A soft centered ginger molasses cookie with a hint of orange
You may recall us telling you that growing up we didn’t know what gingerbread cookies were. Ginger, in any form, was not an ingredient used in our childhood Greek kitchen. When one of us was a teenager, rebelling against traditional Greek cuisine (what were we thinking?!), we purchased the Better Homes and Gardens Cookies for Christmas Cookbook. We still have that book and its stained, dog-eared and kind of smelly pages are a testament to just how much we use it when holiday baking season arrives. In that book we discovered a whole new world of cookie goodness that went well beyond melomakarona, kourabiethes and koulourakia . In that book we were introduced to florentines, and shortbread, and gingerbread men, gingerbread houses, and gingersnaps. Ginger became a new fascination, and obsession.
Remember when you were a kid and you made someone that you loved a card, or a macaroni Christmas tree ornament, or a finger painting of what was clearly an abstract masterpiece? Remember how excited you were to offer your gift and to sit back and listen to the accolades? Remember the pride, the joy, the downright glee? We really, really hope that you do.
We remember that feeling, and frankly, we’re having the same kind of feels right now. But now it’s not about art, or arts and crafts…it’s about baking and we are practically bursting to finally be able to share with you our recipe for amygdalota. Youppi!!

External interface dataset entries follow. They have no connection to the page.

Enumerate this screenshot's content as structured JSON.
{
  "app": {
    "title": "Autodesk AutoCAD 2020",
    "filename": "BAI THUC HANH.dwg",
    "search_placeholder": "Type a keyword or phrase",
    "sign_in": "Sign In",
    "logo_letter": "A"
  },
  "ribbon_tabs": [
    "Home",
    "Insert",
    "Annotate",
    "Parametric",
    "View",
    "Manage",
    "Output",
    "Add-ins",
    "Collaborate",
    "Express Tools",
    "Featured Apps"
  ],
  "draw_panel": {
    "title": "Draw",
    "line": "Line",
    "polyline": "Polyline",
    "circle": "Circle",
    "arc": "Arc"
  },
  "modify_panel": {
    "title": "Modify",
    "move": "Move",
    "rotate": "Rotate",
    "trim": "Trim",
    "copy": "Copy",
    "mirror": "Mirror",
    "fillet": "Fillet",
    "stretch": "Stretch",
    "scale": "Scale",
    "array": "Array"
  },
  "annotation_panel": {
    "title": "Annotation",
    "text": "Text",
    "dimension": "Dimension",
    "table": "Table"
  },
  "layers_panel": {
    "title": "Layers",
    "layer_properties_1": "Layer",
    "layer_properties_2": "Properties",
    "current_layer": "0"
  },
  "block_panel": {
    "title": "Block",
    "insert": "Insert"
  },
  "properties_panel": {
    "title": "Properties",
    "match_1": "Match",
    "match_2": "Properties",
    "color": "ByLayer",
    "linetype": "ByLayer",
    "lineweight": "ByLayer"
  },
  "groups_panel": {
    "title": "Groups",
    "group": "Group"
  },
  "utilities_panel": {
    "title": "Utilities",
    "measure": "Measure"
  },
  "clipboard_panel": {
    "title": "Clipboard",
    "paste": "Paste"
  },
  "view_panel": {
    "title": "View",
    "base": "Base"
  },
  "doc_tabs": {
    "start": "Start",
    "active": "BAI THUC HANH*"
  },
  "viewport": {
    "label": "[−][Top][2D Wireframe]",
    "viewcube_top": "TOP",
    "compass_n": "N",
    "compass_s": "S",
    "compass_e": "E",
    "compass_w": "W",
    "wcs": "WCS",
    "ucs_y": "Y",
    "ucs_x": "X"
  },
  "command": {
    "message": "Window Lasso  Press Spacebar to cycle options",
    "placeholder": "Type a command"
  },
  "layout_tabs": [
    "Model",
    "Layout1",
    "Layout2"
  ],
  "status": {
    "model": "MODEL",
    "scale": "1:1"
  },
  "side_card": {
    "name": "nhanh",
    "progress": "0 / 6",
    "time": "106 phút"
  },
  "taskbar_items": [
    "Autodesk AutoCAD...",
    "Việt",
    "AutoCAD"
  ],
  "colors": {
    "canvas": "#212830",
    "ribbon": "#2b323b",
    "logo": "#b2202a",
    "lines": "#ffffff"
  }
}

November 15 marks the beginning of the Nativity Fast for Orthodox Christians, a period of fasting which prepares us for the Feast of the Nativity of Christ on December 25th. This is one of four major fast periods observed during the ecclesiastical calendar and although there is an important focus on abstaining from certain drink (wine) and food (meat, dairy, eggs, fish and oil) there is equal emphasis, if not a larger emphasis, on prayer and almsgiving.
Almsgiving is the giving of alms; money and physical gifts offered to the needy or the poor. It is meant to change the giver, encouraging us to detach from physical comforts and excesses, and it reminds us that giving is a social act, which places us in a relationship with others. It is an act of solidarity with those who are struggling, and can be a show of support to those who are facing seemingly insurmountable odds and life challenges.
Cranberry sauce that is not from a can…. you can do it!
We believe that there are three types of cranberry sauce people in the world. The first are those who like to open up a can and plop the contents onto a dish to be sliced and served. We are not those people, although we 100% respect and adore that many canned cranberry sauce friends tell us that the sight of the unmolded can of sauce, complete with rings from the can, reminds them of home and their childhoods. You know, we are all for that! The second class of cranberry sauce people are those who realize that making fresh cranberry sauce may be the easiest culinary feat possible, and so they do. We have become those people, but the truth is, for most of our lives, we fell into category three. This last group of sad, deprived folks are those who never knew of cranberry sauce growing up, because holiday turkey was lamb and it was served with tzatziki.
A layered Christmas bread with the most unbelievable texture and flavour
Christmas traditions certainly vary across cultures, regions and families; some are embedded within religious traditions while others are developed through years of “that’s just the way we do things”. One tradition which our family shares with many other Orthodox families is the baking of the traditional christopsomo, which literally translates to Christ’s bread. This bread is typically baked on Christmas Eve and eaten on Christmas Day and is replete with symbolism and meaning.